Monterey Cypress Cupressus macrocarpa

The Monterey Cypress, a conifer originally from 2 small populations on the Californian coast, was introduced to Britain in 1838 and is now very common on south and south west coasts, where its salt tolerance is beneficial. It is normally a substantial tree as shown here but there is also a variety which is more shrubby. It has shoots which stick out beyond the tree outline and these can be seen well in the shrubby variety. Its scale-leaves are like the Italian Cypress but its shape and cones are quite different. Another tree, the Smooth Arizona Cypress, has similar scale-leaves but it differs in having masses of cones at lower levels.
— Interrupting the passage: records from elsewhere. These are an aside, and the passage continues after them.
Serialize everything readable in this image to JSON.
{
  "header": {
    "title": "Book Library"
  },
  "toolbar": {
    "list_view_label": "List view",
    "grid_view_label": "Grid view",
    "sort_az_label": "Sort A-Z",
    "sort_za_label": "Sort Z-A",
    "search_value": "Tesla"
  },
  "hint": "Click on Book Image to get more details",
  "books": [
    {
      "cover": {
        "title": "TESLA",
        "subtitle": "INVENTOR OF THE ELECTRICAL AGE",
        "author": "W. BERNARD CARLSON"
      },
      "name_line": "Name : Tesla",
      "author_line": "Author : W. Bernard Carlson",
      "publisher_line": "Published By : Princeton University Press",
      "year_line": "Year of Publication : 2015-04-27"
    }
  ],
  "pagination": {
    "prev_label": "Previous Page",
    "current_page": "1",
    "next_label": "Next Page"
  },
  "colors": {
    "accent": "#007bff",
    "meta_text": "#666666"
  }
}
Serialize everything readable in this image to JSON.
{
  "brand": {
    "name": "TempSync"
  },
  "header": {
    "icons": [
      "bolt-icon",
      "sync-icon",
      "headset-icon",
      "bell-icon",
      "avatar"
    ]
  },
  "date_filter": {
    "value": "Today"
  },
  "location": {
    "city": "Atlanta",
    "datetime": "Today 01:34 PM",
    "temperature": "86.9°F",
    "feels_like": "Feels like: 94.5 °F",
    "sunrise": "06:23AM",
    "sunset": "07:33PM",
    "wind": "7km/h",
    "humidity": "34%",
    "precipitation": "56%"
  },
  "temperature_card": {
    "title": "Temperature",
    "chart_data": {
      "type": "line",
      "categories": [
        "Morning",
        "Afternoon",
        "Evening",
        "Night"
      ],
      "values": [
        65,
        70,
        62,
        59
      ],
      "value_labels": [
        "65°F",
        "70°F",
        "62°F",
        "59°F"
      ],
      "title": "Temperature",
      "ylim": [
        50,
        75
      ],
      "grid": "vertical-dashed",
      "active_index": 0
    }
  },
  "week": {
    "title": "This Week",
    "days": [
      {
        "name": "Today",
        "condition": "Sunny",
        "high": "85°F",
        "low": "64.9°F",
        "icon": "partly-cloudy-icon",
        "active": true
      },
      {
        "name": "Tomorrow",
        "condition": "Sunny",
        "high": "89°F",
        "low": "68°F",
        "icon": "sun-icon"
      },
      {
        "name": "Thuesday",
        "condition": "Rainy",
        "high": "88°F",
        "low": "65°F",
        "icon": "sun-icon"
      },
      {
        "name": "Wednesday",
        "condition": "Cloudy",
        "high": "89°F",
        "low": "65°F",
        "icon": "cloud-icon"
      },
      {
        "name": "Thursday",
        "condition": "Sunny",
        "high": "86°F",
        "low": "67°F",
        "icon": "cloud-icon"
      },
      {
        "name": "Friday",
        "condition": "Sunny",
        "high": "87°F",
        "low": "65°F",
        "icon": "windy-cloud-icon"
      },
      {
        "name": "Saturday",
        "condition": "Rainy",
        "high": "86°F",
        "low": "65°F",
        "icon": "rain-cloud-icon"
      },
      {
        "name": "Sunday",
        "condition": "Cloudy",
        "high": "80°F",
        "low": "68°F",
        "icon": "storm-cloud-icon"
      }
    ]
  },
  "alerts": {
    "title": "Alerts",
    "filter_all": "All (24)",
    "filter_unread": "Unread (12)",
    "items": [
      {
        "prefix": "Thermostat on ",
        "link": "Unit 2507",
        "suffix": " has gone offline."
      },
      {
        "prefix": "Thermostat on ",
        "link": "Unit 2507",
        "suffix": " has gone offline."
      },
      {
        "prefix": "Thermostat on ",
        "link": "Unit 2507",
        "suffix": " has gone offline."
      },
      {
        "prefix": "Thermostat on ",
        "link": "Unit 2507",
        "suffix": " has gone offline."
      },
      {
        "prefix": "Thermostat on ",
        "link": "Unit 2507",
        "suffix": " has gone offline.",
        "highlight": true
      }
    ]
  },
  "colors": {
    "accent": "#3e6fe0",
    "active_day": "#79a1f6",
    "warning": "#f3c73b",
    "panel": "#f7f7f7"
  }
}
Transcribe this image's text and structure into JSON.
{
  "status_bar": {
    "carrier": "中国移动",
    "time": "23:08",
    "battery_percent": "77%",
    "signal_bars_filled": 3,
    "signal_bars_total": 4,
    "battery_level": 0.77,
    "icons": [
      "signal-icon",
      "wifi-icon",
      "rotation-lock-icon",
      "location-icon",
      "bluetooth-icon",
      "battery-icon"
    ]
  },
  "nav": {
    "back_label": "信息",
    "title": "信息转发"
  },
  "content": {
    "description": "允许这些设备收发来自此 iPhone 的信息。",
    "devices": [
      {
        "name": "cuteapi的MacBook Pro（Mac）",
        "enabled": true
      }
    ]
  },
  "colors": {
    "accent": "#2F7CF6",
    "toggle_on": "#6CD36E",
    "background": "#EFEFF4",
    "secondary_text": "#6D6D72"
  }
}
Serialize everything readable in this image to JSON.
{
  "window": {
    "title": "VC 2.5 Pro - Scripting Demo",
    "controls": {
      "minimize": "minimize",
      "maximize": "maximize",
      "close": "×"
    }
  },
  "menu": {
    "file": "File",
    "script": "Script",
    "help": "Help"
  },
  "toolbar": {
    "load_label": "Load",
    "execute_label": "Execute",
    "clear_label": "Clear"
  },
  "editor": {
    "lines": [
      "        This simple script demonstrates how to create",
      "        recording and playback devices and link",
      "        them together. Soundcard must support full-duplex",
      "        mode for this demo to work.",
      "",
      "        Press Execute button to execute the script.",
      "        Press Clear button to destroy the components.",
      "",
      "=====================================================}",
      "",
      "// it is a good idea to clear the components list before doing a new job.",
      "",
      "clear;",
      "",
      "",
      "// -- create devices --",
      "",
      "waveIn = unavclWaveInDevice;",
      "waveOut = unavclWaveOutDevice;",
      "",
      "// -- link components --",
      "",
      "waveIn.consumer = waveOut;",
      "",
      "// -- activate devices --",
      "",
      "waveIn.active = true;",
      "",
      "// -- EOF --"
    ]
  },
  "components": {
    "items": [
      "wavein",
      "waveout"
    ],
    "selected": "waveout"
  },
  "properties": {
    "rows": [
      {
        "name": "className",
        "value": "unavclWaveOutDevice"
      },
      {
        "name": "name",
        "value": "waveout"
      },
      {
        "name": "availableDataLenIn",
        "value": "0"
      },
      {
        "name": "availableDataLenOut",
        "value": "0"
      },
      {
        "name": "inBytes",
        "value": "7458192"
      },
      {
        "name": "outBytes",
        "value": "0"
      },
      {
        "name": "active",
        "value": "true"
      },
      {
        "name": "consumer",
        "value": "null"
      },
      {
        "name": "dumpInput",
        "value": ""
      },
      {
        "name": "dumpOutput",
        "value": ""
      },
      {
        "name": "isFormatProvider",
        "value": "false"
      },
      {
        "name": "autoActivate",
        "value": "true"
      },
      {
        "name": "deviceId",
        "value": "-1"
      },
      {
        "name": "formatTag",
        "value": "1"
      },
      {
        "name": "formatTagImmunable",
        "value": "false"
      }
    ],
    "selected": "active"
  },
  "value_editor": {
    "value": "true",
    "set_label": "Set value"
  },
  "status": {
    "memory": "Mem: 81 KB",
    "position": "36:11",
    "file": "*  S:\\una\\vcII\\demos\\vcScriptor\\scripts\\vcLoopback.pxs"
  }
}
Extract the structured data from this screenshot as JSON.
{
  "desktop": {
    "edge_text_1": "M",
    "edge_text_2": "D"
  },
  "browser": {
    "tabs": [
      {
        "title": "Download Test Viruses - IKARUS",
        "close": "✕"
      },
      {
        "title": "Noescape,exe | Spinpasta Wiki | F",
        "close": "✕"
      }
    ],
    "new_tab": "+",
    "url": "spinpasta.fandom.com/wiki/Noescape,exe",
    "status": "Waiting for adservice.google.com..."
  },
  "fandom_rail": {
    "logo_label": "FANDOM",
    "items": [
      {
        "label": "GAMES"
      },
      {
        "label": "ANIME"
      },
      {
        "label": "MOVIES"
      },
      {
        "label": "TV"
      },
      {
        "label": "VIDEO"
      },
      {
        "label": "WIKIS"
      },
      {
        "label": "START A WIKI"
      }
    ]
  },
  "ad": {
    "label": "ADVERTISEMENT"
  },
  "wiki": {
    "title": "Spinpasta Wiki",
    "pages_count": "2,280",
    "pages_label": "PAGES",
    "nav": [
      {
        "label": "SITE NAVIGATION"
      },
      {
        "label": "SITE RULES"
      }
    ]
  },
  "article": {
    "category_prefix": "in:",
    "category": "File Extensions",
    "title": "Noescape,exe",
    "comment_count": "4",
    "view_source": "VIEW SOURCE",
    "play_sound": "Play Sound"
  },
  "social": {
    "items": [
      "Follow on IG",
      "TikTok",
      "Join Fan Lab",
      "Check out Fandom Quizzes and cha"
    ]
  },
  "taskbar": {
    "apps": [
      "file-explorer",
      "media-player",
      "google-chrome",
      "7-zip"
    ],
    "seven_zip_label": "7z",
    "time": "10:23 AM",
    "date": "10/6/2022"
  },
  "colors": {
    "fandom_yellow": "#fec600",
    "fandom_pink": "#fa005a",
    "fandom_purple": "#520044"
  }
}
Monterey Cypress tree

A mature tree in a churchyard

Monterey Cypress young tree

Young trees have shoots that stick out at an angle from the main shape of the tree .

 

Monterey Cypress shoots

The shoots are covered in small scale-like leaves similar to the Italian Cypress.

The scale-like leaves on the lower part of the shoot stick out.

 

Monterey Cypress male flowers

The ends of the shoots are blunt and have yellow male ‘flowers’ in spring. The leaves give off a smell of lemons when crushed. The ‘flowers’ shed pollen in May. Photo taken in November.

Monterey Cypress cone

The cones have wavy margins between the scales and each scale has a slight ridge at its centre.

Monterey Cypress cone

Close-up of the cone.

Monterey Cypress bark

Old trees have ridged bark.